● Available data
◆ ◆ ◆ ◆
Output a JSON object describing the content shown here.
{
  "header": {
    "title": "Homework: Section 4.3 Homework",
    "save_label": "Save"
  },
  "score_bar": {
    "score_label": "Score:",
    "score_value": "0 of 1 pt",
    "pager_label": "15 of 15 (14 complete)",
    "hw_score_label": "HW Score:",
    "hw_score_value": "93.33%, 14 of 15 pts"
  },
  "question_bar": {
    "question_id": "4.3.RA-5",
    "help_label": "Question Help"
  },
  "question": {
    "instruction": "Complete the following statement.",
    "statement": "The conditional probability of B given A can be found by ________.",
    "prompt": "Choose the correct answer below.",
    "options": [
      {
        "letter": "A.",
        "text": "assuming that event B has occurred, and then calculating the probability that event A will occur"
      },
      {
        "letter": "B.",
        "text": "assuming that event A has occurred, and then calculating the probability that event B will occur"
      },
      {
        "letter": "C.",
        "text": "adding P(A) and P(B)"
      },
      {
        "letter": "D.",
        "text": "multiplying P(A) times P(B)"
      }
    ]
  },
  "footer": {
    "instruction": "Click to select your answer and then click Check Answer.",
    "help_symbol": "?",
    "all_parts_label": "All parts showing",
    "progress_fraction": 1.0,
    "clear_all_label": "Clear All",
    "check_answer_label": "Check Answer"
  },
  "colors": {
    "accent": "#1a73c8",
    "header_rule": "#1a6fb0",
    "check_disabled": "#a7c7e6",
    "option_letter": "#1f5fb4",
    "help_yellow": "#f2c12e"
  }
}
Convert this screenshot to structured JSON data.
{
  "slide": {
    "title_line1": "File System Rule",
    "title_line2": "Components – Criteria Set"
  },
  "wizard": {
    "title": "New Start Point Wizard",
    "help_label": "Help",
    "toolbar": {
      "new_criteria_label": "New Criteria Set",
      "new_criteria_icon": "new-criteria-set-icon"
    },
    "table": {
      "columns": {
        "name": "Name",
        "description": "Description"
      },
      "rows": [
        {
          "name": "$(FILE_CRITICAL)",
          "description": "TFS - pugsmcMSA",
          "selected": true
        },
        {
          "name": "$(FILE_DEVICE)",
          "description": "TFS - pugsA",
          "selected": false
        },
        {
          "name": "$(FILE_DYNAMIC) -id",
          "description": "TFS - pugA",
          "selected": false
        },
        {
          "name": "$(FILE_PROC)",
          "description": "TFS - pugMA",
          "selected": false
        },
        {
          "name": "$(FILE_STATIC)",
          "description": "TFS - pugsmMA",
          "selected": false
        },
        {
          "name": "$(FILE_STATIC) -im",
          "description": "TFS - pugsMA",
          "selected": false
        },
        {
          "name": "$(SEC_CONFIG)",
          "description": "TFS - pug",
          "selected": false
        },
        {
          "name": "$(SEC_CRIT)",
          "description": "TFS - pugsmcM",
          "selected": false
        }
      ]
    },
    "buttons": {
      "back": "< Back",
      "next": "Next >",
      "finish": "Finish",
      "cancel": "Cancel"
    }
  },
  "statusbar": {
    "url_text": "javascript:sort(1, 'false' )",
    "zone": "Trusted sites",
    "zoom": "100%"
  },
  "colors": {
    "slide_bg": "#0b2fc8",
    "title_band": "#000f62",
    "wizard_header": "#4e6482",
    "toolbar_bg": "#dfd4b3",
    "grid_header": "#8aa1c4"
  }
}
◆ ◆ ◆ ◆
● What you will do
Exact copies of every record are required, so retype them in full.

● The answer
Output a JSON object describing the content shown here.
{
  "header": {
    "title": "Homework: Section 4.3 Homework",
    "save_label": "Save"
  },
  "score_bar": {
    "score_label": "Score:",
    "score_value": "0 of 1 pt",
    "pager_label": "15 of 15 (14 complete)",
    "hw_score_label": "HW Score:",
    "hw_score_value": "93.33%, 14 of 15 pts"
  },
  "question_bar": {
    "question_id": "4.3.RA-5",
    "help_label": "Question Help"
  },
  "question": {
    "instruction": "Complete the following statement.",
    "statement": "The conditional probability of B given A can be found by ________.",
    "prompt": "Choose the correct answer below.",
    "options": [
      {
        "letter": "A.",
        "text": "assuming that event B has occurred, and then calculating the probability that event A will occur"
      },
      {
        "letter": "B.",
        "text": "assuming that event A has occurred, and then calculating the probability that event B will occur"
      },
      {
        "letter": "C.",
        "text": "adding P(A) and P(B)"
      },
      {
        "letter": "D.",
        "text": "multiplying P(A) times P(B)"
      }
    ]
  },
  "footer": {
    "instruction": "Click to select your answer and then click Check Answer.",
    "help_symbol": "?",
    "all_parts_label": "All parts showing",
    "progress_fraction": 1.0,
    "clear_all_label": "Clear All",
    "check_answer_label": "Check Answer"
  },
  "colors": {
    "accent": "#1a73c8",
    "header_rule": "#1a6fb0",
    "check_disabled": "#a7c7e6",
    "option_letter": "#1f5fb4",
    "help_yellow": "#f2c12e"
  }
}
Convert this screenshot to structured JSON data.
{
  "slide": {
    "title_line1": "File System Rule",
    "title_line2": "Components – Criteria Set"
  },
  "wizard": {
    "title": "New Start Point Wizard",
    "help_label": "Help",
    "toolbar": {
      "new_criteria_label": "New Criteria Set",
      "new_criteria_icon": "new-criteria-set-icon"
    },
    "table": {
      "columns": {
        "name": "Name",
        "description": "Description"
      },
      "rows": [
        {
          "name": "$(FILE_CRITICAL)",
          "description": "TFS - pugsmcMSA",
          "selected": true
        },
        {
          "name": "$(FILE_DEVICE)",
          "description": "TFS - pugsA",
          "selected": false
        },
        {
          "name": "$(FILE_DYNAMIC) -id",
          "description": "TFS - pugA",
          "selected": false
        },
        {
          "name": "$(FILE_PROC)",
          "description": "TFS - pugMA",
          "selected": false
        },
        {
          "name": "$(FILE_STATIC)",
          "description": "TFS - pugsmMA",
          "selected": false
        },
        {
          "name": "$(FILE_STATIC) -im",
          "description": "TFS - pugsMA",
          "selected": false
        },
        {
          "name": "$(SEC_CONFIG)",
          "description": "TFS - pug",
          "selected": false
        },
        {
          "name": "$(SEC_CRIT)",
          "description": "TFS - pugsmcM",
          "selected": false
        }
      ]
    },
    "buttons": {
      "back": "< Back",
      "next": "Next >",
      "finish": "Finish",
      "cancel": "Cancel"
    }
  },
  "statusbar": {
    "url_text": "javascript:sort(1, 'false' )",
    "zone": "Trusted sites",
    "zoom": "100%"
  },
  "colors": {
    "slide_bg": "#0b2fc8",
    "title_band": "#000f62",
    "wizard_header": "#4e6482",
    "toolbar_bg": "#dfd4b3",
    "grid_header": "#8aa1c4"
  }
}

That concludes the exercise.